▸ ENTRIES SUPPLIED
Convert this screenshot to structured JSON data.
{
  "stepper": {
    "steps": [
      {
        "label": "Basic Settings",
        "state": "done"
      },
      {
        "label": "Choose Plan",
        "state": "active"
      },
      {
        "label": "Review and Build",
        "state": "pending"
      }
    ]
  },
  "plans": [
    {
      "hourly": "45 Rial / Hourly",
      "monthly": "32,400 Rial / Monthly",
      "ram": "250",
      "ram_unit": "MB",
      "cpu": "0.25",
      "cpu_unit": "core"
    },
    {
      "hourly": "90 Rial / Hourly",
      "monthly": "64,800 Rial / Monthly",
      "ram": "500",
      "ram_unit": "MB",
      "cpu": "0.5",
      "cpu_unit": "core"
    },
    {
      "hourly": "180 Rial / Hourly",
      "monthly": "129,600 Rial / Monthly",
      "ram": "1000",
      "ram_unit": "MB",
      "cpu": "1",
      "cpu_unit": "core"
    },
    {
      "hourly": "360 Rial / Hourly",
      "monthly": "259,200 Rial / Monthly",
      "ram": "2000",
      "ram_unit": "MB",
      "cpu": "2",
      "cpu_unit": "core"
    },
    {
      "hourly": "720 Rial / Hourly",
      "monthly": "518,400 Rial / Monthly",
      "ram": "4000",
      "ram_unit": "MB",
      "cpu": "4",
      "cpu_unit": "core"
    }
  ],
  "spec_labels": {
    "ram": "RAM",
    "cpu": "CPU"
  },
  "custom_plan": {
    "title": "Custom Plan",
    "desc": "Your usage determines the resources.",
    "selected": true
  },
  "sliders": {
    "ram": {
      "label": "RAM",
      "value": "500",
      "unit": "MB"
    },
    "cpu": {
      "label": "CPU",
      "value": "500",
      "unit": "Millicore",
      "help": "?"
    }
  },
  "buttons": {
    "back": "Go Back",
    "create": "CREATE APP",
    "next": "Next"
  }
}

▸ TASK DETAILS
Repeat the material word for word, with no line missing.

▸ WRITTEN RESPONSE
Convert this screenshot to structured JSON data.
{
  "stepper": {
    "steps": [
      {
        "label": "Basic Settings",
        "state": "done"
      },
      {
        "label": "Choose Plan",
        "state": "active"
      },
      {
        "label": "Review and Build",
        "state": "pending"
      }
    ]
  },
  "plans": [
    {
      "hourly": "45 Rial / Hourly",
      "monthly": "32,400 Rial / Monthly",
      "ram": "250",
      "ram_unit": "MB",
      "cpu": "0.25",
      "cpu_unit": "core"
    },
    {
      "hourly": "90 Rial / Hourly",
      "monthly": "64,800 Rial / Monthly",
      "ram": "500",
      "ram_unit": "MB",
      "cpu": "0.5",
      "cpu_unit": "core"
    },
    {
      "hourly": "180 Rial / Hourly",
      "monthly": "129,600 Rial / Monthly",
      "ram": "1000",
      "ram_unit": "MB",
      "cpu": "1",
      "cpu_unit": "core"
    },
    {
      "hourly": "360 Rial / Hourly",
      "monthly": "259,200 Rial / Monthly",
      "ram": "2000",
      "ram_unit": "MB",
      "cpu": "2",
      "cpu_unit": "core"
    },
    {
      "hourly": "720 Rial / Hourly",
      "monthly": "518,400 Rial / Monthly",
      "ram": "4000",
      "ram_unit": "MB",
      "cpu": "4",
      "cpu_unit": "core"
    }
  ],
  "spec_labels": {
    "ram": "RAM",
    "cpu": "CPU"
  },
  "custom_plan": {
    "title": "Custom Plan",
    "desc": "Your usage determines the resources.",
    "selected": true
  },
  "sliders": {
    "ram": {
      "label": "RAM",
      "value": "500",
      "unit": "MB"
    },
    "cpu": {
      "label": "CPU",
      "value": "500",
      "unit": "Millicore",
      "help": "?"
    }
  },
  "buttons": {
    "back": "Go Back",
    "create": "CREATE APP",
    "next": "Next"
  }
}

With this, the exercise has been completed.